Andries was one of the first riot participants to enter the Capitol building itself, venturing inside through a broken window less than five minutes after it was first shattered. His sentence followed him pleading guilty to a felony offense of obstruction of an official proceeding, which prosecutors have repeatedly used in Capitol riot cases. According to information previously reported in Law&Crime, the defendant’s plea agreement outlined a potential sentence of 15 to 21 months, although the federal judges handling the sentencing of Capitol rioters are largely unbound by something like a prosecutor’s recommendation and can decide upon sentences mostly on their own. The judge who sentenced Andries was Rudolph Contreras, who was originally nominated to the federal judiciary by Barack Obama.

Like others, Andries also filmed himself while at the Capitol, where he lingered for hours. Over two hours after he initially entered the building, Andries — who at that point was outside — “sat on a ledge and refused to move,” the Justice Department says. Police attempting to clear the scene were forced to physically drag him away, as the same release described. Andries had a similar encounter with local police in Maryland much later. In early 2022, he was arrested following a confrontation at a bar in St. Mary’s County, where he pulled a woman’s hair and security staff were trying to get him out. When police later arrived, he reportedly sat down and left officers to pick him up to get to a waiting police vehicle nearby.

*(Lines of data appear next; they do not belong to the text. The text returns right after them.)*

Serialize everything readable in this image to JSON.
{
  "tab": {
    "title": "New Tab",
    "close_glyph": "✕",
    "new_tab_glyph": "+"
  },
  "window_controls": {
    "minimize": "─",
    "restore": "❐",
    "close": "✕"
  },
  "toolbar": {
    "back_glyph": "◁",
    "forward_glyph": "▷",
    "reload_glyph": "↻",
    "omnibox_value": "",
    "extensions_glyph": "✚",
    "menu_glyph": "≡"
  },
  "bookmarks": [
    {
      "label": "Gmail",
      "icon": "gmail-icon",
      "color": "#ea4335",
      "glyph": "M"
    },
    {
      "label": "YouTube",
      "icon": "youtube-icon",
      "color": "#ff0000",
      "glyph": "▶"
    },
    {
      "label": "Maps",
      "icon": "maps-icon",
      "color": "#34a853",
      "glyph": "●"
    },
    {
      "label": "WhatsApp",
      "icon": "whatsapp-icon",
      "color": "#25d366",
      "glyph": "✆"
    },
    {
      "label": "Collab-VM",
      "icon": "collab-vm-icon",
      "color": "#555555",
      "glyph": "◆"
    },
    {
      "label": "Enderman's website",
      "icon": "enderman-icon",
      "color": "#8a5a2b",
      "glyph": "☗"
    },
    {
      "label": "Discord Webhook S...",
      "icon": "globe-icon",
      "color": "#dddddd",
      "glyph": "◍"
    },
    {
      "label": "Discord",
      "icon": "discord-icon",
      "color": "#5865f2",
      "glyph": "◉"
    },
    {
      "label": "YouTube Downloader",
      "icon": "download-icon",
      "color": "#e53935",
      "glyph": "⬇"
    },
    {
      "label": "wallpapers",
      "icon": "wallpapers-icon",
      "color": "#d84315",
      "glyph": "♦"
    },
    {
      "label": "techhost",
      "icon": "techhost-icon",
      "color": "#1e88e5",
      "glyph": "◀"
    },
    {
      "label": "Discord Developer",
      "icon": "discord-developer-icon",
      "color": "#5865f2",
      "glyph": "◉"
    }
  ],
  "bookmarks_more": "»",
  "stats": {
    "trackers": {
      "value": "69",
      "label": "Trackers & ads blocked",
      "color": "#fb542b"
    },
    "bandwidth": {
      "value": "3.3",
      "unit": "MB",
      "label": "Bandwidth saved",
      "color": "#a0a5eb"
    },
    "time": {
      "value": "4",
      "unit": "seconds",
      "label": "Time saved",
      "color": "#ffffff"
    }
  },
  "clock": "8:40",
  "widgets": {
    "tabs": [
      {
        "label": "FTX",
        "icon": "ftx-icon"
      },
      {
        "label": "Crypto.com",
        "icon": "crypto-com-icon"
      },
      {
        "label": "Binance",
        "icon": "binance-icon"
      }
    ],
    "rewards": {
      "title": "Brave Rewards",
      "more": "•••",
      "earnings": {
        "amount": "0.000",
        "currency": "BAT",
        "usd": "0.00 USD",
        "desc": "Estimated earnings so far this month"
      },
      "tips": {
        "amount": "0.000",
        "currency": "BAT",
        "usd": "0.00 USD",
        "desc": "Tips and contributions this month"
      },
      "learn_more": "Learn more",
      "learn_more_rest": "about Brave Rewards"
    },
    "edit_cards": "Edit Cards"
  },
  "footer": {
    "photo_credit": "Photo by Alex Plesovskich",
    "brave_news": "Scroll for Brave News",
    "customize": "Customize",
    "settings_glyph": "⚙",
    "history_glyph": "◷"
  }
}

The time Andries spent with the Marines squadron whose responsibilities included presidential travel by helicopter included portions of the presidencies of both George W. Bush and Barack Obama. Service in that group demands what reports have described as multiple security clearances, although it’s unclear that Andries would still hold such a status over 10 years later. The Washington Post reported that the responsibilities Andries held at the time included aircraft maintenance. Overall, dozens of veterans have been criminally charged for participating in the Trump-incited Capitol attack. New arrests of riot participants are also continuing. A Missouri man charged in the attack was picked up January 13 of this year, according to the U.S. Attorney’s Office in D.C. That individual, 26-year-old Kyler Joseph Bard, was charged with assaulting police, alongside other criminal offenses.